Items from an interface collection
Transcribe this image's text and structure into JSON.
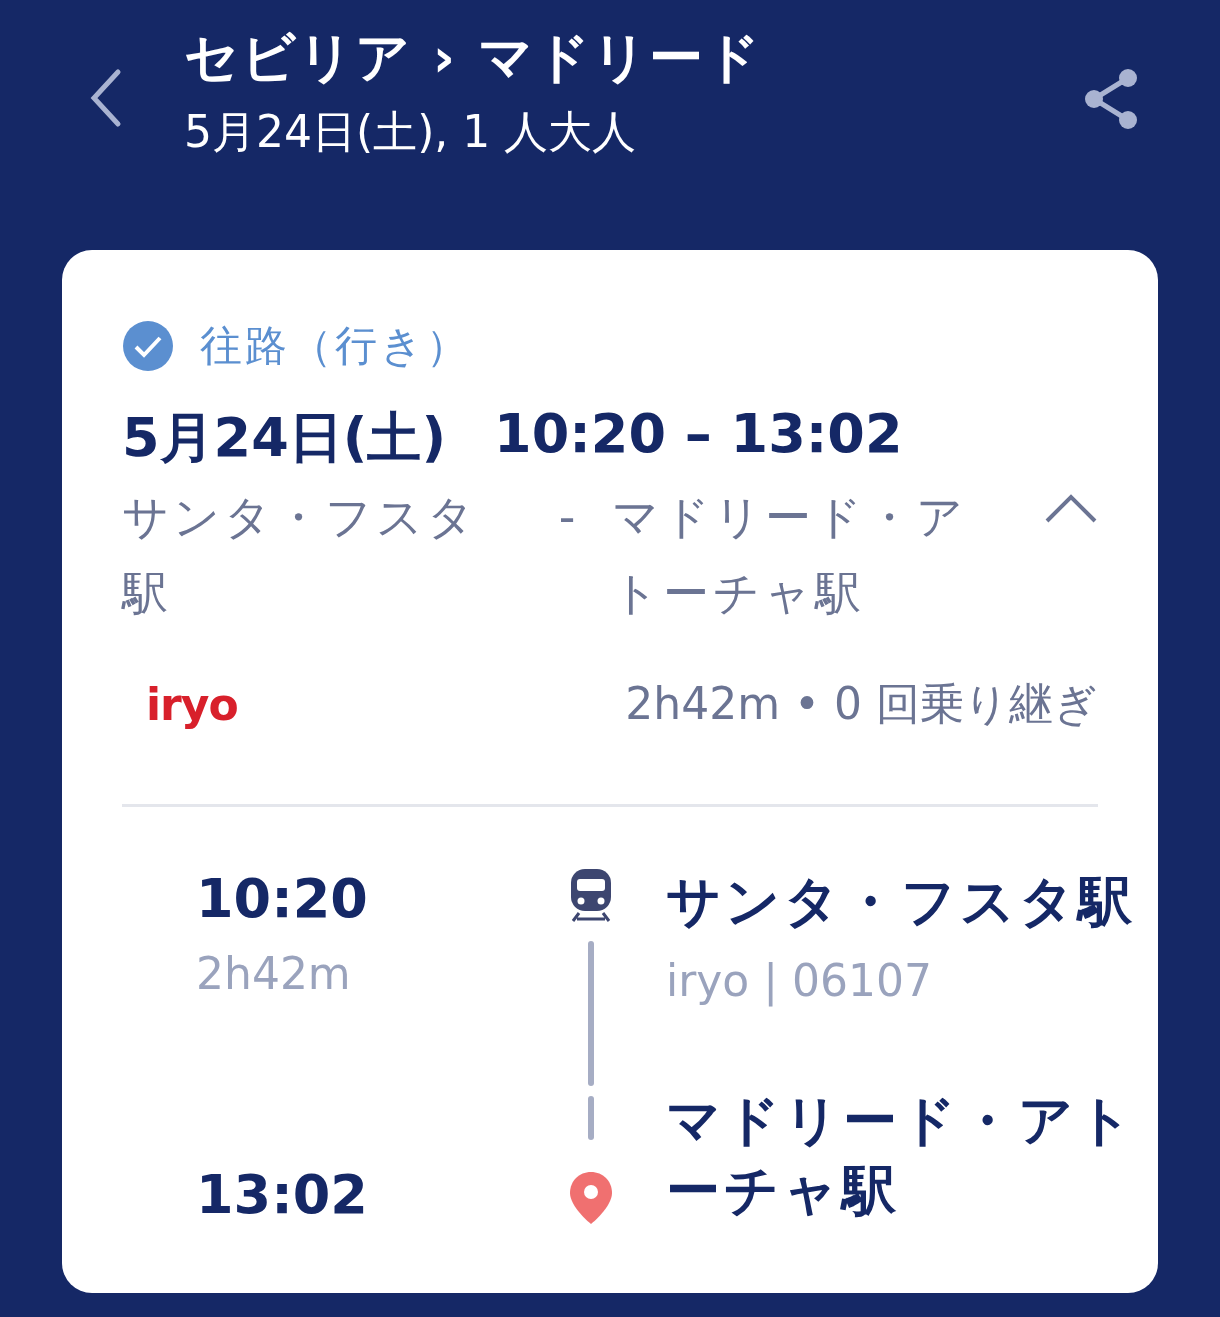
{
  "header": {
    "title": "セビリア › マドリード",
    "subtitle": "5月24日(土), 1 人大人"
  },
  "journey": {
    "checked": true,
    "direction": "往路（行き）",
    "date": "5月24日(土)",
    "time_range": "10:20 – 13:02",
    "origin": "サンタ・フスタ駅",
    "separator": "-",
    "destination": "マドリード・アトーチャ駅",
    "expanded": true,
    "operator": "iryo",
    "summary": "2h42m • 0 回乗り継ぎ"
  },
  "stops": [
    {
      "kind": "departure",
      "time": "10:20",
      "duration": "2h42m",
      "station": "サンタ・フスタ駅",
      "service": "iryo | 06107"
    },
    {
      "kind": "arrival",
      "time": "13:02",
      "station": "マドリード・アトーチャ駅"
    }
  ]
}
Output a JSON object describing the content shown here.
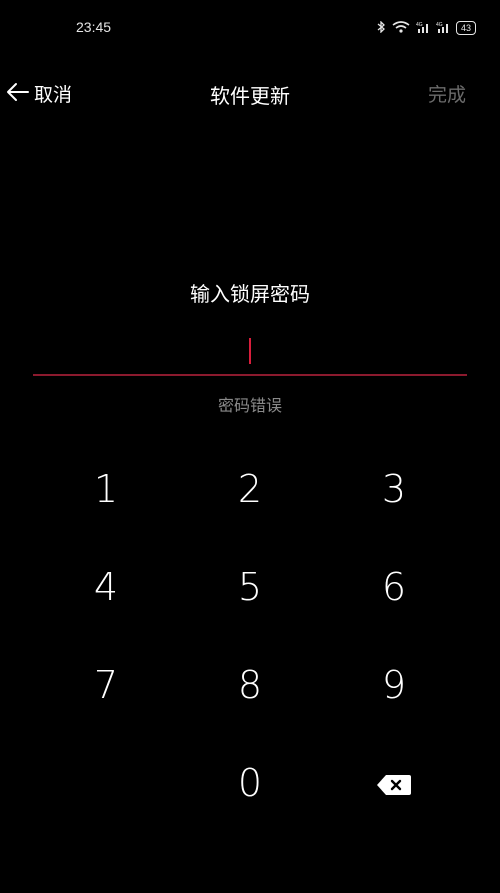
{
  "status_bar": {
    "time": "23:45",
    "battery": "43",
    "icons": [
      "bluetooth-icon",
      "wifi-icon",
      "signal-4g-icon",
      "signal-4g-icon",
      "battery-icon"
    ]
  },
  "nav": {
    "back_label": "取消",
    "title": "软件更新",
    "done_label": "完成"
  },
  "lock": {
    "prompt": "输入锁屏密码",
    "password_value": "",
    "error": "密码错误"
  },
  "keypad": {
    "keys": [
      "1",
      "2",
      "3",
      "4",
      "5",
      "6",
      "7",
      "8",
      "9",
      "",
      "0",
      "backspace-icon"
    ]
  },
  "colors": {
    "background": "#000000",
    "accent": "#d81e3c",
    "disabled_text": "#6b6b6b",
    "secondary_text": "#8a8a8a"
  }
}
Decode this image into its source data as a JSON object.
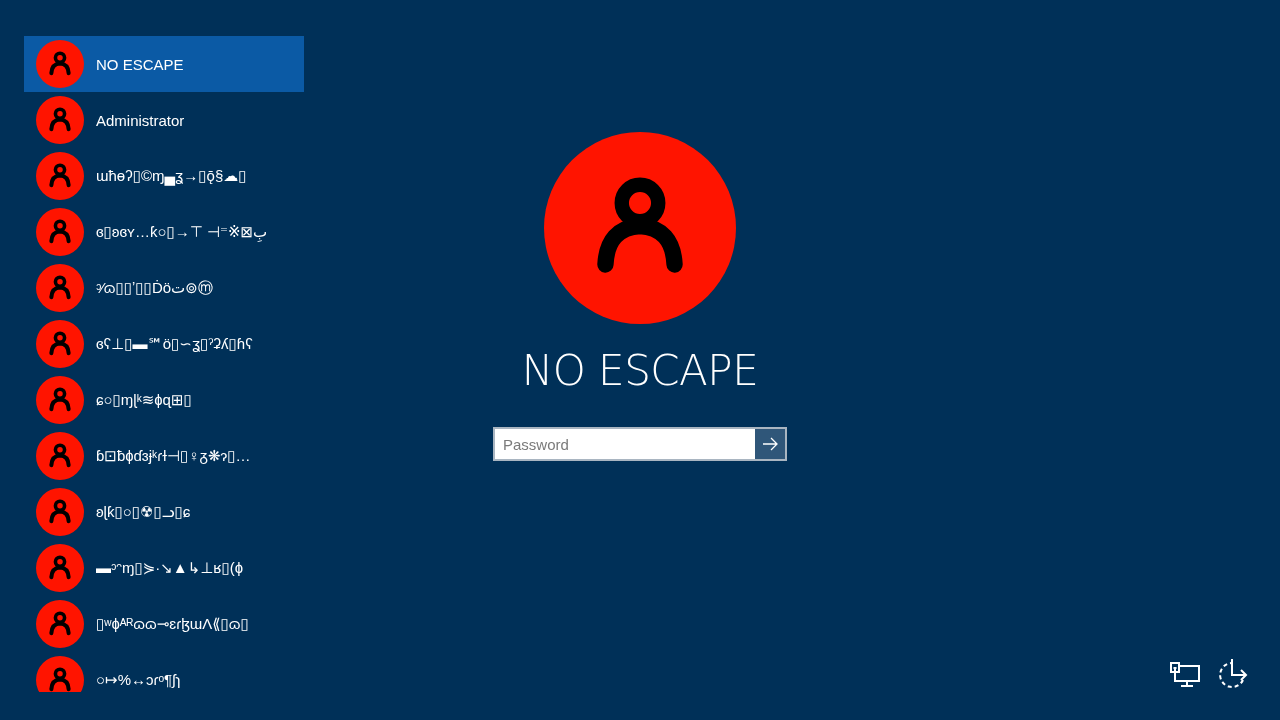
{
  "users": [
    {
      "name": "NO ESCAPE",
      "selected": true
    },
    {
      "name": "Administrator",
      "selected": false
    },
    {
      "name": "ɯħɵʔ▯©ɱ▄ʓ→▯ǭ§☁▯",
      "selected": false
    },
    {
      "name": "ɞ▯ʚɞʏ…ƙ○▯→⊤ ⊣⁼※⊠بِ",
      "selected": false
    },
    {
      "name": "ᵓ⁄ɷ▯▯ʼ▯▯Ḋöت⊚ⓜ",
      "selected": false
    },
    {
      "name": "ɞʕ⊥▯▬℠ö▯∽ʓ▯ˀʡʎ▯ɦʕ",
      "selected": false
    },
    {
      "name": "ɕ○▯ɱɭᵏ≋ɸɋ⊞▯",
      "selected": false
    },
    {
      "name": "ɓ⊡ƀɸɗɜɉᵏɾɫ⊣▯♀ᵹ❋ɂ▯…",
      "selected": false
    },
    {
      "name": "ʚɭƙ▯○▯☢▯ᓗ▯ɕ",
      "selected": false
    },
    {
      "name": "▬ᵓᵔɱ▯⋟·↘▲↳⊥ʁ▯(ɸ",
      "selected": false
    },
    {
      "name": "▯ʷɸᴬᴿɷɷ⊸ɛɾɮɯɅ⟪▯ɷ▯",
      "selected": false
    },
    {
      "name": "○↦%↔ɔɾᵒ¶ʃɿ",
      "selected": false
    }
  ],
  "sign_in": {
    "user_name": "NO ESCAPE",
    "password_field": {
      "placeholder": "Password"
    }
  }
}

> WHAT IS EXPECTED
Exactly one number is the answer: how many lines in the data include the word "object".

> RESPONSE TO THIS TASK
2